• _Record extracts_
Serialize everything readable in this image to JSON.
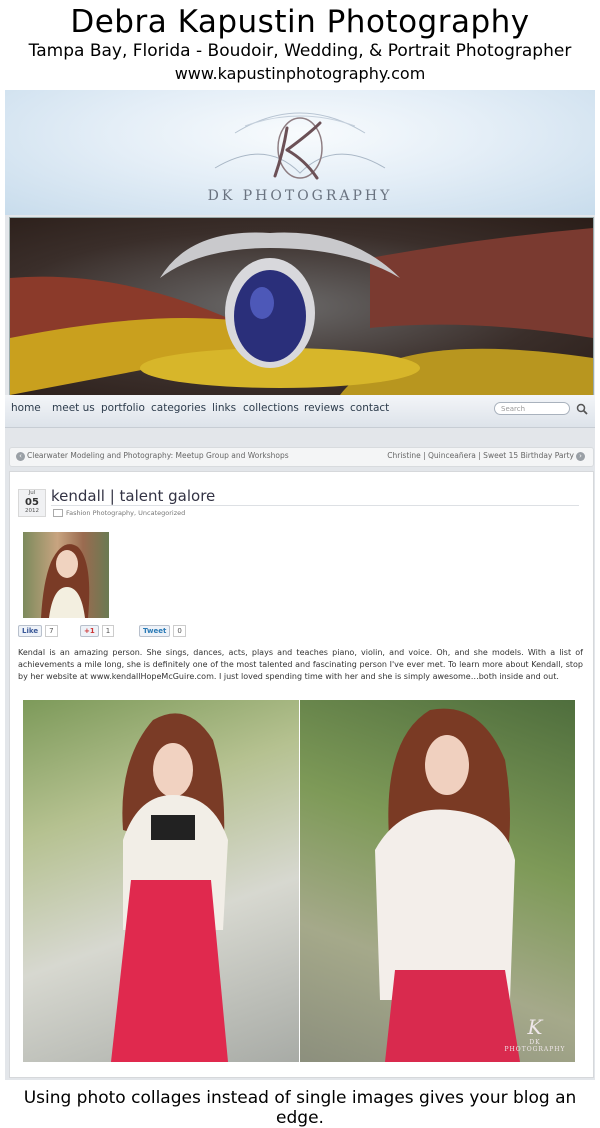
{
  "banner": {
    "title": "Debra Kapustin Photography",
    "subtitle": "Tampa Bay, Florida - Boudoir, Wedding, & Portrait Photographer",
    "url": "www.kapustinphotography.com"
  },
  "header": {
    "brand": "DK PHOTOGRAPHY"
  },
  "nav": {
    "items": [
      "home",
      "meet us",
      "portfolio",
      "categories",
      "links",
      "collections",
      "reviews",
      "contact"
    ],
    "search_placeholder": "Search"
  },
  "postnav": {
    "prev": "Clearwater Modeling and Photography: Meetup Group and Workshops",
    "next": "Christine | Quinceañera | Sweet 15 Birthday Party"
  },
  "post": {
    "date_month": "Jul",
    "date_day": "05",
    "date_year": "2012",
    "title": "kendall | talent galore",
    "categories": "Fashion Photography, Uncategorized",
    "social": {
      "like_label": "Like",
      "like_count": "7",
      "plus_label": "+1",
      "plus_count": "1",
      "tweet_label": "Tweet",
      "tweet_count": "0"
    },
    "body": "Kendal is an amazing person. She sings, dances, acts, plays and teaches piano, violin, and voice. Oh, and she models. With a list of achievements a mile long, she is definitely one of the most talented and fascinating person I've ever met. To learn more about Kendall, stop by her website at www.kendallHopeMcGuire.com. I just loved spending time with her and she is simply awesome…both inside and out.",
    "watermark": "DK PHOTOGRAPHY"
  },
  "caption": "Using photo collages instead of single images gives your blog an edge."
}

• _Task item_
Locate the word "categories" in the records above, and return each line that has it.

• _Solution_
      "categories",
    "categories": "Fashion Photography, Uncategorized",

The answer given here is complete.